** Source data follows **
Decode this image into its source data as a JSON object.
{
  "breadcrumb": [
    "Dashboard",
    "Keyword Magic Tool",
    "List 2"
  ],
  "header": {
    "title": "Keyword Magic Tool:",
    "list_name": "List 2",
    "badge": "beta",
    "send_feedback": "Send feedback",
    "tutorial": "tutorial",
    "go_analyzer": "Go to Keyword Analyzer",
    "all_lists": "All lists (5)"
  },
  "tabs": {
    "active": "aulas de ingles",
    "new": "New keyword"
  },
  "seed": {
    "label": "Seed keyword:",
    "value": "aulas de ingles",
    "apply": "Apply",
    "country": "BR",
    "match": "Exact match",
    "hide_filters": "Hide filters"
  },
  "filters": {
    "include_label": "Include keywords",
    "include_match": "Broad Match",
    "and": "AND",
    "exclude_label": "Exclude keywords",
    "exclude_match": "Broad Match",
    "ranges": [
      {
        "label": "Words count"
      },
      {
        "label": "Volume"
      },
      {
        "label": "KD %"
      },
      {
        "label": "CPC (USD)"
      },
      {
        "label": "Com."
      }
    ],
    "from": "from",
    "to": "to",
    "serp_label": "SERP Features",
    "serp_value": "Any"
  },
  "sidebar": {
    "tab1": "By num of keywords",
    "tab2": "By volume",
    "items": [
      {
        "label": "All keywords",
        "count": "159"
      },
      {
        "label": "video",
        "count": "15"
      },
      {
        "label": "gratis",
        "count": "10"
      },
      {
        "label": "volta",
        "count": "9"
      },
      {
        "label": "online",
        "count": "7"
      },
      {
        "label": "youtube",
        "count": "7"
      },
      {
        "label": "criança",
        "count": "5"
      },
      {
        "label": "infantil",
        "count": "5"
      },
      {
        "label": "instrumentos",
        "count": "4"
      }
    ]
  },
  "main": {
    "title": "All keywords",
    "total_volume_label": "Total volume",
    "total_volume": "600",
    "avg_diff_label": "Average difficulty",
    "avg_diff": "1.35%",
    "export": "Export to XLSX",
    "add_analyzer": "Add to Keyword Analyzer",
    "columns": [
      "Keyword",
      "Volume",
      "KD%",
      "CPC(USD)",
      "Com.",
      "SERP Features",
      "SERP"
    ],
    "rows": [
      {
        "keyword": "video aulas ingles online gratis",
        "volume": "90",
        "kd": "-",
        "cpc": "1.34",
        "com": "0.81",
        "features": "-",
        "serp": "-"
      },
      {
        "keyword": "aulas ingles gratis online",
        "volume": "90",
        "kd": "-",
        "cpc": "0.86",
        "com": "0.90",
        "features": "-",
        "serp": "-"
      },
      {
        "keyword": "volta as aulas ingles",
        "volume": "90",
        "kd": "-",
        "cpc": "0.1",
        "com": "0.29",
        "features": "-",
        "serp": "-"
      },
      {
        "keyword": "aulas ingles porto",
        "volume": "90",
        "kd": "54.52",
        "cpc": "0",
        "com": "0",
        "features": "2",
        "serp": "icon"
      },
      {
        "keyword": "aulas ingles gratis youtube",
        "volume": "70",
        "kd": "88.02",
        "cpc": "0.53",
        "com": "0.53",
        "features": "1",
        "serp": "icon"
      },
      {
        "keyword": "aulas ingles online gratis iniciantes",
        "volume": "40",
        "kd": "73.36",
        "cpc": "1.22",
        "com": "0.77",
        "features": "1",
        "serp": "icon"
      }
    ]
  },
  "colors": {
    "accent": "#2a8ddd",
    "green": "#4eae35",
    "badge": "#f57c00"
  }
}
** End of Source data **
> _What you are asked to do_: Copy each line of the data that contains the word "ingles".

> _Task answer_:
    "active": "aulas de ingles",
    "value": "aulas de ingles",
        "keyword": "video aulas ingles online gratis",
        "keyword": "aulas ingles gratis online",
        "keyword": "volta as aulas ingles",
        "keyword": "aulas ingles porto",
        "keyword": "aulas ingles gratis youtube",
        "keyword": "aulas ingles online gratis iniciantes",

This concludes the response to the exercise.